While the Appalachian Trail with its 2,000+ miles from Maine to Georgia is the long-distance American trail that many people think of when they hear the term “thru-hiking,” South Carolina has a quintessential hiking trail of its own. Founded in 1994, the Palmetto Trail was founded with the original plan to use abandoned rail tracks and develop a pathway from Walhalla in the Blue Ridge Mountains to Awendaw along the Intracoastal Waterway.
When completed, the Palmetto Trail’s full 500 miles will ultimately wind across South Carolina from the mountains to the sea, showcasing the natural beauty and diverse landscapes of this state. Today, the trail covers 390 miles with 31 passages ranging from 1.3 to 47 miles in length, offering backcountry paths, rails-to-trails greenways, and even city sidewalks. About 10 parts of the trail remain unfinished because of waterways, needed bridges, mountainous terrain, or private and public property owners who have not signed off on access.
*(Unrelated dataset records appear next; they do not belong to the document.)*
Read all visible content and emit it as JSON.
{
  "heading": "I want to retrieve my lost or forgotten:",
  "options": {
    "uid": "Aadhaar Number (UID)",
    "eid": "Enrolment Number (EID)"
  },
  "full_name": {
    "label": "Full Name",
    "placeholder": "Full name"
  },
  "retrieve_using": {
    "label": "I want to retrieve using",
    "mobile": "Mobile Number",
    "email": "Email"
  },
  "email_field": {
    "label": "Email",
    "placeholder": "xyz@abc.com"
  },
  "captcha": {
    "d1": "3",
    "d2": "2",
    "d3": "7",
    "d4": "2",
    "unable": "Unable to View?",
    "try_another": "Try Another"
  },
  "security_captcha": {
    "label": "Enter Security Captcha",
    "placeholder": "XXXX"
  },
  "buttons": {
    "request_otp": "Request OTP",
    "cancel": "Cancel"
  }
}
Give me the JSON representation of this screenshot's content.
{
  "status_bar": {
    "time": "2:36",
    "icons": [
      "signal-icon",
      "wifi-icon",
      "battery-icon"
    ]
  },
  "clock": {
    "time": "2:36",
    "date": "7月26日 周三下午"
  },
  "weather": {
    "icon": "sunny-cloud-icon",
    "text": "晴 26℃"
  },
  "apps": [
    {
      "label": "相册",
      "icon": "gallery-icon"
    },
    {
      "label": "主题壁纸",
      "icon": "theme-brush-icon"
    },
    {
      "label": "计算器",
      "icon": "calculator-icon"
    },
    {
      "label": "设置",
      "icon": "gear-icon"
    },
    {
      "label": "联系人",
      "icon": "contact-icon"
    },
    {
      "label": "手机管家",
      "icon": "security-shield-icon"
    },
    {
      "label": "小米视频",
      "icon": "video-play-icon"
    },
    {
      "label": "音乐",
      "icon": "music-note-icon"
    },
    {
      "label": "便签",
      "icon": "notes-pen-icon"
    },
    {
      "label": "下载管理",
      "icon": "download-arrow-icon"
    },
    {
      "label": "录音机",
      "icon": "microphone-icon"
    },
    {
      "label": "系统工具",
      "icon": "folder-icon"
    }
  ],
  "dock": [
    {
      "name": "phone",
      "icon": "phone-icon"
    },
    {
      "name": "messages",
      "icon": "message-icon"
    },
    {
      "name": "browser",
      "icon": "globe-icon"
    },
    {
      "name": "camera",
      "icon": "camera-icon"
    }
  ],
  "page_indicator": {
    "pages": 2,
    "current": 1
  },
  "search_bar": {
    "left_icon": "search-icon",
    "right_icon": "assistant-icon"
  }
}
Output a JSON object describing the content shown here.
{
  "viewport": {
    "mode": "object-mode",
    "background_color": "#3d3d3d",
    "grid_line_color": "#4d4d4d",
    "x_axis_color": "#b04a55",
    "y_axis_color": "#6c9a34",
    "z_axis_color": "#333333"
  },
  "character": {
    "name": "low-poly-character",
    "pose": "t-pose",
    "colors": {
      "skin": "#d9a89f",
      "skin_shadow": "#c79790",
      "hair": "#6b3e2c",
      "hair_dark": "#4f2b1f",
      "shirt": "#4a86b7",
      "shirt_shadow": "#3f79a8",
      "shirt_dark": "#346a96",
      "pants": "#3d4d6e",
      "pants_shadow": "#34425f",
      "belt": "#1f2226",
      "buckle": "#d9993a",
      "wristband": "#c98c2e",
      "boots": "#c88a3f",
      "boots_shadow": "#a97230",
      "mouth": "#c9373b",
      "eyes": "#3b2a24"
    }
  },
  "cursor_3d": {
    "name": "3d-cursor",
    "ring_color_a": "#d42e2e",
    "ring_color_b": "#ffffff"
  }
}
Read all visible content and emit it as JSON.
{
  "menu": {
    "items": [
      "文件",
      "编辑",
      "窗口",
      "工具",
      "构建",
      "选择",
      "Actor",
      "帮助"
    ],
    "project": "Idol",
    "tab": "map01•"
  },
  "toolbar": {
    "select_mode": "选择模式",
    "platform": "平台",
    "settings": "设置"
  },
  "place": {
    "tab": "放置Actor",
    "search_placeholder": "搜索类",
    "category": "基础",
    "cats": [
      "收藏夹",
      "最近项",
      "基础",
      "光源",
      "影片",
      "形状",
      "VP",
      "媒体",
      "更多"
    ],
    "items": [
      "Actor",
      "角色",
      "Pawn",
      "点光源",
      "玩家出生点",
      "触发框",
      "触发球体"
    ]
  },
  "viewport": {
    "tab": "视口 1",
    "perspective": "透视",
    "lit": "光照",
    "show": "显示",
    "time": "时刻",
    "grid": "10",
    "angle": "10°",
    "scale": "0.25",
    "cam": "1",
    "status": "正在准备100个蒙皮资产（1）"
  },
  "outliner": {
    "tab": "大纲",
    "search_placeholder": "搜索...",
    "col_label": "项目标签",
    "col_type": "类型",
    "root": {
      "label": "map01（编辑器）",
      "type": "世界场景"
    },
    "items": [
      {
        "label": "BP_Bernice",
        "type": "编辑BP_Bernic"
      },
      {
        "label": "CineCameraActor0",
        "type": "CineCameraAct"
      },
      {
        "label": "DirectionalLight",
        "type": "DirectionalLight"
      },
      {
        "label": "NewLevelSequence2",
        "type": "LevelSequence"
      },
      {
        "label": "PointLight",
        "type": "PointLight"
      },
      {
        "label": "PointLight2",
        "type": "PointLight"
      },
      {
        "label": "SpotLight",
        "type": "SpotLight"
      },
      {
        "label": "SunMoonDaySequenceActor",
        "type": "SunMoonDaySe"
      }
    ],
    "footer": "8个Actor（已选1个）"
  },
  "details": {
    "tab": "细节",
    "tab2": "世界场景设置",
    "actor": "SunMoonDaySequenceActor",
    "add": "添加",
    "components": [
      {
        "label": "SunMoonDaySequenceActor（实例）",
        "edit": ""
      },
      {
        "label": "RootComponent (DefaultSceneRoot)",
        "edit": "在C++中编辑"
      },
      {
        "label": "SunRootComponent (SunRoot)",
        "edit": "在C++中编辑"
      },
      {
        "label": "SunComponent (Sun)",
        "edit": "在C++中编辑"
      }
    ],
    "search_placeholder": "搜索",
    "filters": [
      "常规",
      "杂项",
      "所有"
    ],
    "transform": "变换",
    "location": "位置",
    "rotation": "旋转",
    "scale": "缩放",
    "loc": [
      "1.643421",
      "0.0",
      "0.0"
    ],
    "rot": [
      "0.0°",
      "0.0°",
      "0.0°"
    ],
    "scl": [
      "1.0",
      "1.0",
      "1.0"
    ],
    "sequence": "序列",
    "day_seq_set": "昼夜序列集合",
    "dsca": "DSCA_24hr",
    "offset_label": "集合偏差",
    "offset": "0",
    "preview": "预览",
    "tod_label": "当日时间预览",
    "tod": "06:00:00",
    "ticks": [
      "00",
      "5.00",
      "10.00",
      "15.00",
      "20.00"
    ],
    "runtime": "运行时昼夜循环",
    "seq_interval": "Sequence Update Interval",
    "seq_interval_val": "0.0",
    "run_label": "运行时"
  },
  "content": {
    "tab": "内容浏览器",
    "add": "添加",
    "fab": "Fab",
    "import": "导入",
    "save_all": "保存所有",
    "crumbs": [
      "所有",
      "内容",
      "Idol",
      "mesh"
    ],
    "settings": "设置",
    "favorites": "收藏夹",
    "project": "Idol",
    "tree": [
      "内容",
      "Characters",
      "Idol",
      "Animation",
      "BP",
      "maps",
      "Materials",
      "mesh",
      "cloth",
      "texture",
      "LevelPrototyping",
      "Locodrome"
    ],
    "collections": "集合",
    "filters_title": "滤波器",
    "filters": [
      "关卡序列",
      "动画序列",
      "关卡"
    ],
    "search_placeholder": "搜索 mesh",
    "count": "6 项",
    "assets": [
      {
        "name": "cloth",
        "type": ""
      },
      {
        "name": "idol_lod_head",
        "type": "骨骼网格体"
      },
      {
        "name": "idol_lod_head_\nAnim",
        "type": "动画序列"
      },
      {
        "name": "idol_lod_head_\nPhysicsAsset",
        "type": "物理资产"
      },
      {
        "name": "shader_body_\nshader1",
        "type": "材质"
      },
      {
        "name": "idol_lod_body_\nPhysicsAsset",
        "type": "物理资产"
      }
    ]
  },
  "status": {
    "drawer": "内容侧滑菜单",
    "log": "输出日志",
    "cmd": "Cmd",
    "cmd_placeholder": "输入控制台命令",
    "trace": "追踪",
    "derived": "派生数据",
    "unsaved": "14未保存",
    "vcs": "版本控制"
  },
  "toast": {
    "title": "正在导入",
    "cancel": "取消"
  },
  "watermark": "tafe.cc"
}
A popular Columbia-area trail section is the 10.2 mile Capital City Passage, which is the first urban passage on the Palmetto Trail. The route runs past city parks and schools, along the University of South Carolina’s Horseshoe, and even across the State Capitol steps. Mary Roe, executive director of Palmetto Conservation, which oversees the trail, is optimistic that all obstacles can be overcome within 10 years to link the trail from one end of the state to the other. “It’s all very doable. It just takes time and money.”
In fact, a recent announcement revealed that a major portion of the Palmetto Trail is expected to be completed near Columbia this year, making it possible for people to walk or bike the trail from central South Carolina to the coast north of Charleston. The Darnall W. and Susan F. Boyd Foundation is providing more than $1.5 million to build a new section of trail that will link two previously completed stretches.
“This grant is a game changer for us,” says Mary. “To be able to offer a safe — and breathtakingly beautiful — way for hikers to get from the urban Capital City passage to connect with our Wateree passage is huge. Based on what we’re hearing from trail users, we think the hike to the top of Cooks Mountain will be the most popular stretch of the trail.”
Every year, an increasing number of hikers seek to “thru hike” the Palmetto Trail. Some of these thru-hikers cover the existing 365 miles of finished and named passages only, while others start at one end and complete the full 500-mile length of the state by using alternate routes to connect incomplete sections. Regardless of how they cover it, a Palmetto Thru-Hiker is defined as a person who completes the Palmetto Trail by hiking it from end to end, including all of the completed passages in a continuous, uninterrupted hike within a 60-day period.
Each thru-hiker has a unique reason for taking on this challenge. Some do it to raise money and awareness for causes near and dear to their hearts. Some do it to stretch their body to its extreme limits. Thru-hiker Gregg Wade was motivated to complete the hike before a hallmark birthday.
Gregg began hiking in May 2019 and finished on Nov. 1, hiking or biking primarily on the weekends. As a long-time South Carolina resident, Gregg says he was able to experience and appreciate our state in a new way. In addition to developing a fresh appreciation for the state’s natural beauty, Gregg and his family made a financial contribution to improve parts of the Palmetto Trail through the Wade Family Charitable Fund.
“The trail is meant to bring people together — young and old, rich and poor,” said the late Anne Springs Close, founding director of Palmetto Conservation. “It’s not just for hardcore backpackers but also for families who want to get out into the woods.”